• Instructions to follow: Your answer must consist of the records exactly as given, with no pictures included.

• Data extract:
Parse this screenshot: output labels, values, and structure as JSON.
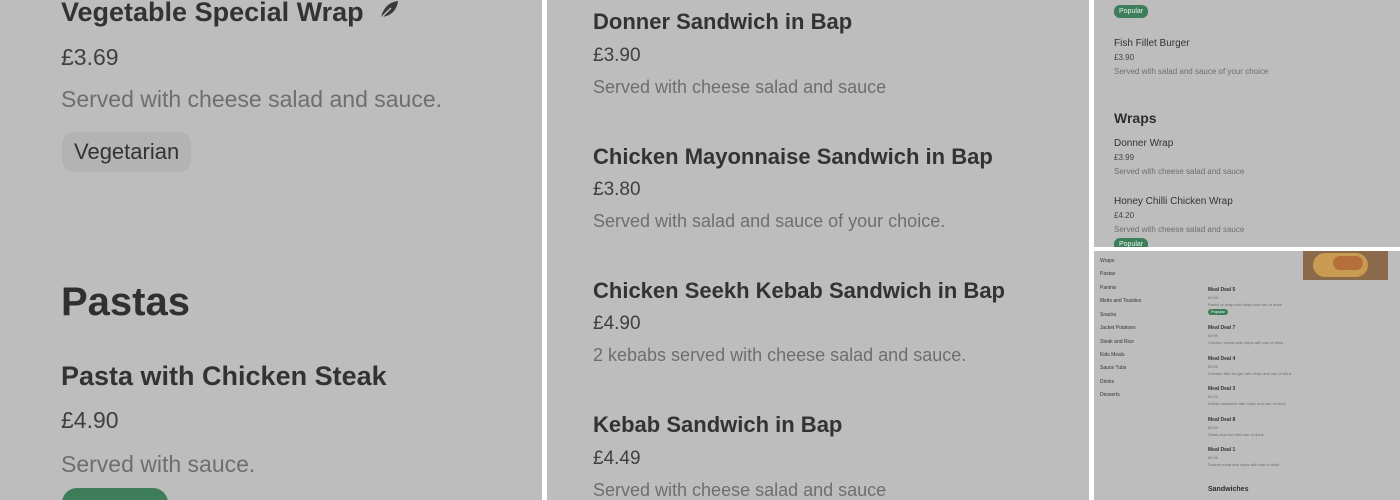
{
  "panel1": {
    "item1_name": "Vegetable Special Wrap",
    "item1_icon": "leaf-icon",
    "item1_price": "£3.69",
    "item1_desc": "Served with cheese salad and sauce.",
    "item1_badge": "Vegetarian",
    "section_heading": "Pastas",
    "item2_name": "Pasta with Chicken Steak",
    "item2_price": "£4.90",
    "item2_desc": "Served with sauce."
  },
  "panel2": {
    "items": [
      {
        "name": "Donner Sandwich in Bap",
        "price": "£3.90",
        "desc": "Served with cheese salad and sauce"
      },
      {
        "name": "Chicken Mayonnaise Sandwich in Bap",
        "price": "£3.80",
        "desc": "Served with salad and sauce of your choice."
      },
      {
        "name": "Chicken Seekh Kebab Sandwich in Bap",
        "price": "£4.90",
        "desc": "2 kebabs served with cheese salad and sauce."
      },
      {
        "name": "Kebab Sandwich in Bap",
        "price": "£4.49",
        "desc": "Served with cheese salad and sauce"
      }
    ]
  },
  "panel3": {
    "top_badge": "Popular",
    "fish_name": "Fish Fillet Burger",
    "fish_price": "£3.90",
    "fish_desc": "Served with salad and sauce of your choice",
    "section_heading": "Wraps",
    "wrap1_name": "Donner Wrap",
    "wrap1_price": "£3.99",
    "wrap1_desc": "Served with cheese salad and sauce",
    "wrap2_name": "Honey Chilli Chicken Wrap",
    "wrap2_price": "£4.20",
    "wrap2_desc": "Served with cheese salad and sauce",
    "wrap2_badge": "Popular"
  },
  "panel4": {
    "nav": [
      "Wraps",
      "Pastas",
      "Paninis",
      "Melts and Toasties",
      "Snacks",
      "Jacket Potatoes",
      "Steak and Rice",
      "Kids Meals",
      "Sauce Tubs",
      "Drinks",
      "Desserts"
    ],
    "deals": [
      {
        "name": "Meal Deal 5",
        "price": "£5.90",
        "desc": "Panini or wrap with chips and can of drink",
        "badge": "Popular"
      },
      {
        "name": "Meal Deal 7",
        "price": "£6.90",
        "desc": "Chicken breast with chips with can of drink"
      },
      {
        "name": "Meal Deal 4",
        "price": "£5.99",
        "desc": "Chicken fillet burger with chips and can of drink"
      },
      {
        "name": "Meal Deal 3",
        "price": "£6.20",
        "desc": "Kebab sandwich with chips and can of drink"
      },
      {
        "name": "Meal Deal 8",
        "price": "£6.99",
        "desc": "Steak and rice with can of drink"
      },
      {
        "name": "Meal Deal 1",
        "price": "£5.49",
        "desc": "Donner meat and chips with can of drink"
      }
    ],
    "section_heading": "Sandwiches",
    "thumbnail_icon": "food-photo-icon"
  },
  "colors": {
    "background": "#bdbdbd",
    "accent_green": "#3d7d5a"
  }
}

• Task output:
Parse this screenshot: output labels, values, and structure as JSON.
{
  "panel1": {
    "item1_name": "Vegetable Special Wrap",
    "item1_icon": "leaf-icon",
    "item1_price": "£3.69",
    "item1_desc": "Served with cheese salad and sauce.",
    "item1_badge": "Vegetarian",
    "section_heading": "Pastas",
    "item2_name": "Pasta with Chicken Steak",
    "item2_price": "£4.90",
    "item2_desc": "Served with sauce."
  },
  "panel2": {
    "items": [
      {
        "name": "Donner Sandwich in Bap",
        "price": "£3.90",
        "desc": "Served with cheese salad and sauce"
      },
      {
        "name": "Chicken Mayonnaise Sandwich in Bap",
        "price": "£3.80",
        "desc": "Served with salad and sauce of your choice."
      },
      {
        "name": "Chicken Seekh Kebab Sandwich in Bap",
        "price": "£4.90",
        "desc": "2 kebabs served with cheese salad and sauce."
      },
      {
        "name": "Kebab Sandwich in Bap",
        "price": "£4.49",
        "desc": "Served with cheese salad and sauce"
      }
    ]
  },
  "panel3": {
    "top_badge": "Popular",
    "fish_name": "Fish Fillet Burger",
    "fish_price": "£3.90",
    "fish_desc": "Served with salad and sauce of your choice",
    "section_heading": "Wraps",
    "wrap1_name": "Donner Wrap",
    "wrap1_price": "£3.99",
    "wrap1_desc": "Served with cheese salad and sauce",
    "wrap2_name": "Honey Chilli Chicken Wrap",
    "wrap2_price": "£4.20",
    "wrap2_desc": "Served with cheese salad and sauce",
    "wrap2_badge": "Popular"
  },
  "panel4": {
    "nav": [
      "Wraps",
      "Pastas",
      "Paninis",
      "Melts and Toasties",
      "Snacks",
      "Jacket Potatoes",
      "Steak and Rice",
      "Kids Meals",
      "Sauce Tubs",
      "Drinks",
      "Desserts"
    ],
    "deals": [
      {
        "name": "Meal Deal 5",
        "price": "£5.90",
        "desc": "Panini or wrap with chips and can of drink",
        "badge": "Popular"
      },
      {
        "name": "Meal Deal 7",
        "price": "£6.90",
        "desc": "Chicken breast with chips with can of drink"
      },
      {
        "name": "Meal Deal 4",
        "price": "£5.99",
        "desc": "Chicken fillet burger with chips and can of drink"
      },
      {
        "name": "Meal Deal 3",
        "price": "£6.20",
        "desc": "Kebab sandwich with chips and can of drink"
      },
      {
        "name": "Meal Deal 8",
        "price": "£6.99",
        "desc": "Steak and rice with can of drink"
      },
      {
        "name": "Meal Deal 1",
        "price": "£5.49",
        "desc": "Donner meat and chips with can of drink"
      }
    ],
    "section_heading": "Sandwiches",
    "thumbnail_icon": "food-photo-icon"
  },
  "colors": {
    "background": "#bdbdbd",
    "accent_green": "#3d7d5a"
  }
}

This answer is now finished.